## PROVIDED MATERIAL
:::

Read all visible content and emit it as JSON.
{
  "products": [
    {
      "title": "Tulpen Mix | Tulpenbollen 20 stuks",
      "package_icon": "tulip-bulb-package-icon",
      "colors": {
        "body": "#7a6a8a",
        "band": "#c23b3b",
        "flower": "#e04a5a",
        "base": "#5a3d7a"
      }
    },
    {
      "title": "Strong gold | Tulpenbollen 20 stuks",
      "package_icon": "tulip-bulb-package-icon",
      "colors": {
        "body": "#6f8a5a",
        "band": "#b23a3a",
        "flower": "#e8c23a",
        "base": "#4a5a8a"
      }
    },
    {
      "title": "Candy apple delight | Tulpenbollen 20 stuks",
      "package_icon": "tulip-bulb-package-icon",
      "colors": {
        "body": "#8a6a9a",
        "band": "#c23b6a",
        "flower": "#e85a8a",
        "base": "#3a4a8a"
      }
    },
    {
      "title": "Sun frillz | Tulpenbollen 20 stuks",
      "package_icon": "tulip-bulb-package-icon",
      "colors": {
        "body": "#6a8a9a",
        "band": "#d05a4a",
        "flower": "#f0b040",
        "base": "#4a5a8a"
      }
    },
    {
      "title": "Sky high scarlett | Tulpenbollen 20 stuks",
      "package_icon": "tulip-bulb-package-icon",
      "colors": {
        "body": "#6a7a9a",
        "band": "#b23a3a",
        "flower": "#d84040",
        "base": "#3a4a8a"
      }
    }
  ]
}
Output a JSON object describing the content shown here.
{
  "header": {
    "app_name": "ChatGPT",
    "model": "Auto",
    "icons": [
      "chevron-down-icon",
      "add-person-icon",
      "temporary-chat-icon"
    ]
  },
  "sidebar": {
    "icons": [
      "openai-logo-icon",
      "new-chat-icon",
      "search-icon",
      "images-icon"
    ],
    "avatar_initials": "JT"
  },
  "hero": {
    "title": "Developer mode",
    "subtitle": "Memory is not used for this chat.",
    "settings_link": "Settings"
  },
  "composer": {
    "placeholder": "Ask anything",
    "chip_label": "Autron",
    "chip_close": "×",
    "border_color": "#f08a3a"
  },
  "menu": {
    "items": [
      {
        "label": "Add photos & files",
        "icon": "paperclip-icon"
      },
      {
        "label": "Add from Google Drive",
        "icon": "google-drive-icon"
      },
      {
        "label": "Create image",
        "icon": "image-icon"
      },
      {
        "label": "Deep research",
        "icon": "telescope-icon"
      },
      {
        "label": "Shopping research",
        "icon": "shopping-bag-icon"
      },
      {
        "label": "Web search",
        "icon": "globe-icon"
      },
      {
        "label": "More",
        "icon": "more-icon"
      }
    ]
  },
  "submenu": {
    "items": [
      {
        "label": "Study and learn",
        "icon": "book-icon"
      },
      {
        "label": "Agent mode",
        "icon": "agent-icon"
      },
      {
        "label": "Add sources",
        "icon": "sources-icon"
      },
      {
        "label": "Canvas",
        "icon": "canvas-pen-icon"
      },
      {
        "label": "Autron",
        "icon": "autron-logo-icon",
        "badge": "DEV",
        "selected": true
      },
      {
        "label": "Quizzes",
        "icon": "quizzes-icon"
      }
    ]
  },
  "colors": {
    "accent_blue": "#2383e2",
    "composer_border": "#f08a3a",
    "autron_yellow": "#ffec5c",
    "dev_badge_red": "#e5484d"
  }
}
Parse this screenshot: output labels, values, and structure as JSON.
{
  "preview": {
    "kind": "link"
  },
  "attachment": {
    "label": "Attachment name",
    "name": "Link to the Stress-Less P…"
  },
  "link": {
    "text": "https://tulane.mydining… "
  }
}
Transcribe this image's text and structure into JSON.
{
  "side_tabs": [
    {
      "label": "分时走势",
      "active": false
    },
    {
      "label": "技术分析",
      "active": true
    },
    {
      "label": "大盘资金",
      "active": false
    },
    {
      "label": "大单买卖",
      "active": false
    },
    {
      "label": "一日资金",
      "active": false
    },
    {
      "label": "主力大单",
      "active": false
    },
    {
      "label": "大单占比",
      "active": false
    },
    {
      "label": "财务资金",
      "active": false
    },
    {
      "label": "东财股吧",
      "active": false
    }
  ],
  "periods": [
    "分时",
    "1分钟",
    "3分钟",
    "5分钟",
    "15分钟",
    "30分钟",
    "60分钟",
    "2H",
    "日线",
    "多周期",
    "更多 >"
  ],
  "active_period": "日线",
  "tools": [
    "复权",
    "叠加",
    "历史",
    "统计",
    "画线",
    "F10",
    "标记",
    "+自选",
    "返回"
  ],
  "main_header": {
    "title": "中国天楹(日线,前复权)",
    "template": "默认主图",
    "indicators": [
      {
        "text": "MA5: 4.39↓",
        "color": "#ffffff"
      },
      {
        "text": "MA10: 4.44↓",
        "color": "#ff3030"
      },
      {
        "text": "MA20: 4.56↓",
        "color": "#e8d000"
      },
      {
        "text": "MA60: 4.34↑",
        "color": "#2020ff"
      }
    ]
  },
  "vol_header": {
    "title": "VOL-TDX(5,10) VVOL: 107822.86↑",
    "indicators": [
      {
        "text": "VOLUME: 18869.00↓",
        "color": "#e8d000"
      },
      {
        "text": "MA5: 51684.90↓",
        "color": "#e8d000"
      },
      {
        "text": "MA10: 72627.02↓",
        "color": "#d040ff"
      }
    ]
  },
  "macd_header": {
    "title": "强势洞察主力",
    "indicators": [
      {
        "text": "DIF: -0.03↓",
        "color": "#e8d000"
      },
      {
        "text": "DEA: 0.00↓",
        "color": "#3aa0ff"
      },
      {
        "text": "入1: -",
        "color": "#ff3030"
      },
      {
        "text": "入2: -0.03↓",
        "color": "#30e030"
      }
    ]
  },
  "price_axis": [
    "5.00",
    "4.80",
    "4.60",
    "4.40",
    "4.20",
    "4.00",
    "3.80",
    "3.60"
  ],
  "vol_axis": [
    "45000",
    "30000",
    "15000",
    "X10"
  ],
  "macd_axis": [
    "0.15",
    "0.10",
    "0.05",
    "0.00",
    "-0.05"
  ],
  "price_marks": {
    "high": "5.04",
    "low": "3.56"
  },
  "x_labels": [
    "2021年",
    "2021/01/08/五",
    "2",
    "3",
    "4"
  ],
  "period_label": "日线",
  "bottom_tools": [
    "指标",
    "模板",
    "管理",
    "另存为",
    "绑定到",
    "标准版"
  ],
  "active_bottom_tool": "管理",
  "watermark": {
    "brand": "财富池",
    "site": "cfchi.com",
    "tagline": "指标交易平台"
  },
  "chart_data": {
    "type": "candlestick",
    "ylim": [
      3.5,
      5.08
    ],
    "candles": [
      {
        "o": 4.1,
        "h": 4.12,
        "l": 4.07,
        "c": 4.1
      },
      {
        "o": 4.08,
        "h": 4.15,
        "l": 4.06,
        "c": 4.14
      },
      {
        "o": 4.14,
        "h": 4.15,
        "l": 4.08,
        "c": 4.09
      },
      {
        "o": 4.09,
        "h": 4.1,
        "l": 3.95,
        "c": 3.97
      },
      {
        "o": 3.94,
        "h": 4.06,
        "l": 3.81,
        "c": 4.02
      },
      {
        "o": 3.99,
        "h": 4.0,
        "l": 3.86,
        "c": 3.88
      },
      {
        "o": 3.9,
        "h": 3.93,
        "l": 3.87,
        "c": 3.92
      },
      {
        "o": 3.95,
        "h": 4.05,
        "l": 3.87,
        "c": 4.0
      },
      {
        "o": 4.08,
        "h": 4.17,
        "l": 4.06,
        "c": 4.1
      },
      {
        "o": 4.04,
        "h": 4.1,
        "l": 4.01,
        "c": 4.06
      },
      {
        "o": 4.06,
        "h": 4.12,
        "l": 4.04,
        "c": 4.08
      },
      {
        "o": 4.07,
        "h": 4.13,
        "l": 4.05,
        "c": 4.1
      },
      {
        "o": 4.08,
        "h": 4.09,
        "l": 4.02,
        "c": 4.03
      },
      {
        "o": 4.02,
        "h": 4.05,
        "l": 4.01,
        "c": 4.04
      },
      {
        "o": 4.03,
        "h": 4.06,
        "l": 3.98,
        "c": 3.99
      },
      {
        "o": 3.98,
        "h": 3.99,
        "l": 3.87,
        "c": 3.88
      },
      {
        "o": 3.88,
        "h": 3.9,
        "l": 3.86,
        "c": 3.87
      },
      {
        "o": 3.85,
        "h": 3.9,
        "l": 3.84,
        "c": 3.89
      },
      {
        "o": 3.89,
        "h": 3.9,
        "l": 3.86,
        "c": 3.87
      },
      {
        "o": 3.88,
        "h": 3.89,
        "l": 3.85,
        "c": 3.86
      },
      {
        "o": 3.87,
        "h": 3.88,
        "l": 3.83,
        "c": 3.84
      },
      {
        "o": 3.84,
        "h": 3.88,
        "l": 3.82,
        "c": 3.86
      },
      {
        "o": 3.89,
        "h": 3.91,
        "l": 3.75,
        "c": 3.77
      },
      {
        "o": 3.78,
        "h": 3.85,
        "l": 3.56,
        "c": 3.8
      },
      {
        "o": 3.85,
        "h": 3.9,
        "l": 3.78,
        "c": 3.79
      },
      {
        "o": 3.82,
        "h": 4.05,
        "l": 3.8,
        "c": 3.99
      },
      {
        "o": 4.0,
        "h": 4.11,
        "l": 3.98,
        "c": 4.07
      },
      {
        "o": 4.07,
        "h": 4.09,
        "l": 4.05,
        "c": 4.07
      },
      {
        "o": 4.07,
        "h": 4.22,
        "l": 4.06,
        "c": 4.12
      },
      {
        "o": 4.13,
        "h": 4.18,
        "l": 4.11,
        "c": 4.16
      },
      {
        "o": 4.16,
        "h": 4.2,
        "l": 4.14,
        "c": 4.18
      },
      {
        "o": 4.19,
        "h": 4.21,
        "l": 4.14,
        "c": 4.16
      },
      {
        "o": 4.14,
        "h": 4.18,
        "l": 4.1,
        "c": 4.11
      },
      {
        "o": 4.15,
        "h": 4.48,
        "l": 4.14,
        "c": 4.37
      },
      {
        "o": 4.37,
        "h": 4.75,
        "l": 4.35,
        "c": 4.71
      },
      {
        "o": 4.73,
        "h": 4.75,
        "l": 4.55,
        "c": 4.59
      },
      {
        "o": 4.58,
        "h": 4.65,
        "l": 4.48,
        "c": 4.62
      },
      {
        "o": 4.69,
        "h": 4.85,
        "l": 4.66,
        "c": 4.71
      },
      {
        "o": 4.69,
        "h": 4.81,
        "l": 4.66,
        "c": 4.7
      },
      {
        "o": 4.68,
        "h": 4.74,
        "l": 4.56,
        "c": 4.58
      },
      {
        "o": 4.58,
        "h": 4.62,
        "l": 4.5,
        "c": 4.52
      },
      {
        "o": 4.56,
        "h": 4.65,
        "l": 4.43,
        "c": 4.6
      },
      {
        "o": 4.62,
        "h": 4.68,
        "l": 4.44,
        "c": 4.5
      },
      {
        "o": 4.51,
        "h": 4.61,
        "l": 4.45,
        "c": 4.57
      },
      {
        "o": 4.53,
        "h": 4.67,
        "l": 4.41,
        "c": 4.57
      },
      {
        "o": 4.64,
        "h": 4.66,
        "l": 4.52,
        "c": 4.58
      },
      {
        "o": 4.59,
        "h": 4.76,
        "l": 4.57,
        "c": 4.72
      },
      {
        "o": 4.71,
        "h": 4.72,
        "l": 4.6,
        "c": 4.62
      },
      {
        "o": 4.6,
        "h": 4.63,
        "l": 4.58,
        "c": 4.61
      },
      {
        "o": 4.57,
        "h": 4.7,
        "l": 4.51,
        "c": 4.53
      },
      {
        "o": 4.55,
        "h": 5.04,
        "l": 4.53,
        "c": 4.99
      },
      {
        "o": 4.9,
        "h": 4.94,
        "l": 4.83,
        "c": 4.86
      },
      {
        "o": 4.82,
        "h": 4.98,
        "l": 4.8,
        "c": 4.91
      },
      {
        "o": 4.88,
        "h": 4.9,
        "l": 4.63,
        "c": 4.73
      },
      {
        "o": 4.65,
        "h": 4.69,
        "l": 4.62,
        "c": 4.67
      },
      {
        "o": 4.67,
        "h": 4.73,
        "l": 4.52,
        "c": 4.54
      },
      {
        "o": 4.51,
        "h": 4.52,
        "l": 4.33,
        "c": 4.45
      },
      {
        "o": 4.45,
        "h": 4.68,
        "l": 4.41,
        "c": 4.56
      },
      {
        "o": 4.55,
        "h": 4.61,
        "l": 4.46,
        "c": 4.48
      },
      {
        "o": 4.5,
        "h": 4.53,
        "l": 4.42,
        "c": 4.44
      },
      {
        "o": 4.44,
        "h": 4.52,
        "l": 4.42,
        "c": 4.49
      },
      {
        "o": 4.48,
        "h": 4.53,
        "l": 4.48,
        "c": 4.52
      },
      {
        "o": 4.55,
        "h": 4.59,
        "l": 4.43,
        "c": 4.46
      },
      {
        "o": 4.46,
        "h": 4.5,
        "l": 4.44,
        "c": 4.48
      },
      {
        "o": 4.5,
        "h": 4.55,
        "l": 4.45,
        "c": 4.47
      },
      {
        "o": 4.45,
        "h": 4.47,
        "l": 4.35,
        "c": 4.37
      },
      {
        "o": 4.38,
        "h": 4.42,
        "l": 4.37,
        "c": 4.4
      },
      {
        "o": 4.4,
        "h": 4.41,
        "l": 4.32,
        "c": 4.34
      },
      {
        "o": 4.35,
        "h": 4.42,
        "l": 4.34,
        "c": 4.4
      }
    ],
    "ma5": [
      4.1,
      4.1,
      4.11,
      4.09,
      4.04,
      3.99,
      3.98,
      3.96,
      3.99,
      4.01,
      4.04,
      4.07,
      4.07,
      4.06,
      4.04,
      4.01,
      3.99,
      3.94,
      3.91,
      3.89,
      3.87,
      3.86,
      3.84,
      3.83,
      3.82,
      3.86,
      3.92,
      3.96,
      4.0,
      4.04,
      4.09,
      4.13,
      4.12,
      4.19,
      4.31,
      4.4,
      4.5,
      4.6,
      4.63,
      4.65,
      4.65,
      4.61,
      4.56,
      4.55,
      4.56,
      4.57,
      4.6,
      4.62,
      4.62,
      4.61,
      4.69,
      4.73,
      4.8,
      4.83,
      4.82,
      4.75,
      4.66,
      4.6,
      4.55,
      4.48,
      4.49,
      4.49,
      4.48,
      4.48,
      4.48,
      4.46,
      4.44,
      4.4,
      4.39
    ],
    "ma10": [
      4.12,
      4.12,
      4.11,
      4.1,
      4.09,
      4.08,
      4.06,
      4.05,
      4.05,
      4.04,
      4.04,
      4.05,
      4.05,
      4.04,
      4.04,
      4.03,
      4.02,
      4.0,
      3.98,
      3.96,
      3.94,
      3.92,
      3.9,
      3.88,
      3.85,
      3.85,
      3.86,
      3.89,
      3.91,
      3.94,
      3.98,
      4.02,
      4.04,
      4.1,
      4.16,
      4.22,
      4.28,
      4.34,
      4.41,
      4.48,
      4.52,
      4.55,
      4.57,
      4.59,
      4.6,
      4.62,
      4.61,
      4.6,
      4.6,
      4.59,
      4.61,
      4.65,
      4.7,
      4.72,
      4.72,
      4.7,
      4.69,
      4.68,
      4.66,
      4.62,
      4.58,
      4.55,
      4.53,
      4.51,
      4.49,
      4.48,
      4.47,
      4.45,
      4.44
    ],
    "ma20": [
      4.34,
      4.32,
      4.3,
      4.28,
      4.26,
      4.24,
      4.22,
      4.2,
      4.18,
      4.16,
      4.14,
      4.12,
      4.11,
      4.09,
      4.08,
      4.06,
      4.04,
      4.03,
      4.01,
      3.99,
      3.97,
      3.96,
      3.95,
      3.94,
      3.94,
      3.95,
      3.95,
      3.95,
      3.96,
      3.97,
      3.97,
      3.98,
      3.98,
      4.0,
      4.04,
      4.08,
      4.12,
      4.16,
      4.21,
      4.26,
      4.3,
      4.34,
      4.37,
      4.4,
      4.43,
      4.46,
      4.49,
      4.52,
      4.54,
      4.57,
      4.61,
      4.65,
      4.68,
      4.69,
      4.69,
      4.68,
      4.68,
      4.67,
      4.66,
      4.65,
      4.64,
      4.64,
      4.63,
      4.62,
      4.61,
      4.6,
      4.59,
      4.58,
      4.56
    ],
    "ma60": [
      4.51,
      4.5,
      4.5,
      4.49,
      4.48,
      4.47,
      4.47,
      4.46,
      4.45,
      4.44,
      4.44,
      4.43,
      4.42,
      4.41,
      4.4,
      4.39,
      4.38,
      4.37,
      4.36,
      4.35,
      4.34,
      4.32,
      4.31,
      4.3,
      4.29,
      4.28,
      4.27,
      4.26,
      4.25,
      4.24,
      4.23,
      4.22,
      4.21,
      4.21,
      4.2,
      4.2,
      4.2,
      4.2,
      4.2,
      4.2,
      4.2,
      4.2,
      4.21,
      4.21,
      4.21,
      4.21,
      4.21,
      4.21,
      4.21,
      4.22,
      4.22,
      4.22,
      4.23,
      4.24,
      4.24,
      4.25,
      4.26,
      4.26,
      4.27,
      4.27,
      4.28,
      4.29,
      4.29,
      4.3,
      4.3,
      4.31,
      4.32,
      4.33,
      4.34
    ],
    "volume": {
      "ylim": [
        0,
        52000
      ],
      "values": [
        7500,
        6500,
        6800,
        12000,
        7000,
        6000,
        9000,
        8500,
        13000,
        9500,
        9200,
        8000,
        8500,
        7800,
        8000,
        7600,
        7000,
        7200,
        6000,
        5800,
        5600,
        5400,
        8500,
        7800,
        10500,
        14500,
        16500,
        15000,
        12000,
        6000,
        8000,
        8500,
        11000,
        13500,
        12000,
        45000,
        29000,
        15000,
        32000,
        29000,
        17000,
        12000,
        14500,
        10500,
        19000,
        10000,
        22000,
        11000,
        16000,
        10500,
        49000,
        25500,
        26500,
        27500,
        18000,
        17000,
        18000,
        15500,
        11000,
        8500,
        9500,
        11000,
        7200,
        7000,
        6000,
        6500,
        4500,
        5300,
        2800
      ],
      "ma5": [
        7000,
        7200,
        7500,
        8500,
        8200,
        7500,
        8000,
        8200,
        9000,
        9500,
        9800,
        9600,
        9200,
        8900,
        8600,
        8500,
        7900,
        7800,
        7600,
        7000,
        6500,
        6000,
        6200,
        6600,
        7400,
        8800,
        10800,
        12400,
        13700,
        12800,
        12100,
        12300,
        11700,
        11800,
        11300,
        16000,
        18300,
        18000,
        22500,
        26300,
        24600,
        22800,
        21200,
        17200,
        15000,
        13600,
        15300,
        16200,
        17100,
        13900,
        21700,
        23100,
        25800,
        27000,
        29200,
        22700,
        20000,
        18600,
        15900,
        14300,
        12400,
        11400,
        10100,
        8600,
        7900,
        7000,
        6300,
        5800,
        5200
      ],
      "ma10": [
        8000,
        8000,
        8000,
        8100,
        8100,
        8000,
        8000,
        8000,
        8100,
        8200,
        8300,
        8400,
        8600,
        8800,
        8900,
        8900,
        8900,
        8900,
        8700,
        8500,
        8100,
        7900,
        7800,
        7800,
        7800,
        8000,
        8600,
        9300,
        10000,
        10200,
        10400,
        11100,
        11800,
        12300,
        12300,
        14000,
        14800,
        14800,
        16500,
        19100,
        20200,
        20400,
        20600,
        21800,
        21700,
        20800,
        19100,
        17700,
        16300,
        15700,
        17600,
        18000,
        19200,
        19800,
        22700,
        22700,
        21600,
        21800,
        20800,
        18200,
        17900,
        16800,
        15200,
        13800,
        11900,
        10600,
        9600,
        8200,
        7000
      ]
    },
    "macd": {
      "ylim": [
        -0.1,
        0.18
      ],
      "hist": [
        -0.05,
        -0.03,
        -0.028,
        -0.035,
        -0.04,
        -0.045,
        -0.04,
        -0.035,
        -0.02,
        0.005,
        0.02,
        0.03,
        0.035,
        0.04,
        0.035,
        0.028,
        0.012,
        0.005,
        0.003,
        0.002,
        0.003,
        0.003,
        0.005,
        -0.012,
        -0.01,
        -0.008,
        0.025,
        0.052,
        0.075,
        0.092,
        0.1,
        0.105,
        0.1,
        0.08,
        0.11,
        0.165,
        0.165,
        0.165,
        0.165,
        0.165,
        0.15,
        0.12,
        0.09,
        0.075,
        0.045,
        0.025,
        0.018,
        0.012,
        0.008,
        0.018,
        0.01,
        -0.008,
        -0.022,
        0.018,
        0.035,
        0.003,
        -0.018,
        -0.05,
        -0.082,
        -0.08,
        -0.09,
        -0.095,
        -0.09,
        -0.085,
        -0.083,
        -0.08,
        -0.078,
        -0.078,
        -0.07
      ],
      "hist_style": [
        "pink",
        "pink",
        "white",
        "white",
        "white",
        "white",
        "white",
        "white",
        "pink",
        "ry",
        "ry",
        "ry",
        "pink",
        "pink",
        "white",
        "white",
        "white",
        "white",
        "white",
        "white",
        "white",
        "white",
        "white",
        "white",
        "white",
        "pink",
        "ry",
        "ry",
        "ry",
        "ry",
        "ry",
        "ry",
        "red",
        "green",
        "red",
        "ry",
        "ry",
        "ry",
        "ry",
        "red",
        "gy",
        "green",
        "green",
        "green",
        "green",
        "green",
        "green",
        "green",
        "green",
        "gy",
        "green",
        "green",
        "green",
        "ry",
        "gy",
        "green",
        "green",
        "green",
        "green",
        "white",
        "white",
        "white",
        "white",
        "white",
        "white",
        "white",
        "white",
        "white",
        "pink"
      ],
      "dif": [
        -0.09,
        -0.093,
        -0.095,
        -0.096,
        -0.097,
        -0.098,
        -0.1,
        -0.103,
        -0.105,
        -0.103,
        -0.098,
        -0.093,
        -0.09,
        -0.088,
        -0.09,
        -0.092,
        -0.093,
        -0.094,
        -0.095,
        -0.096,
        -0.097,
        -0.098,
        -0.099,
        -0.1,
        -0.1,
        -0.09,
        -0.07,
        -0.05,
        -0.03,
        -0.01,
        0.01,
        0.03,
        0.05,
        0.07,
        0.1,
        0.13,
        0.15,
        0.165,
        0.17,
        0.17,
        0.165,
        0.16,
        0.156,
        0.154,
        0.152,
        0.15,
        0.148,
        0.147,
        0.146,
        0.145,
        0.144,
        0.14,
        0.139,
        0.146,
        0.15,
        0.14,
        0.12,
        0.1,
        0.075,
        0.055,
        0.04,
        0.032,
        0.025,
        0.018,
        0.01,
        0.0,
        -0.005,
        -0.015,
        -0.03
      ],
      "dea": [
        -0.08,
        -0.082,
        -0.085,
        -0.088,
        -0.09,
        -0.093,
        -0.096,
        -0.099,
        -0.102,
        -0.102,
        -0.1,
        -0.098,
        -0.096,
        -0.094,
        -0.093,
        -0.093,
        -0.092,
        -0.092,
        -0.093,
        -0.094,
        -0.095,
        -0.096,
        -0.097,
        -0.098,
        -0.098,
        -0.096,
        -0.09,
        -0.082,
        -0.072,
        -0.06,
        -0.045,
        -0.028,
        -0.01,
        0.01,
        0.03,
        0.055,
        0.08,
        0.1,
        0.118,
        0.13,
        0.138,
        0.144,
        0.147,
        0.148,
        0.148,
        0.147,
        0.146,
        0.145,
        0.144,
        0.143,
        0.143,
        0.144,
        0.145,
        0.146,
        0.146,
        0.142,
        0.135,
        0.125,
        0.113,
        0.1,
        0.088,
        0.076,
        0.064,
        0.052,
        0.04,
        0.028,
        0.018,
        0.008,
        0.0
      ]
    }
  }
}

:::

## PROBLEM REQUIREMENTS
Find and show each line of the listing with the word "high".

## SOLUTION TO THIS EXERCISE
      "title": "Sky high scarlett | Tulpenbollen 20 stuks",
    "high": "5.04",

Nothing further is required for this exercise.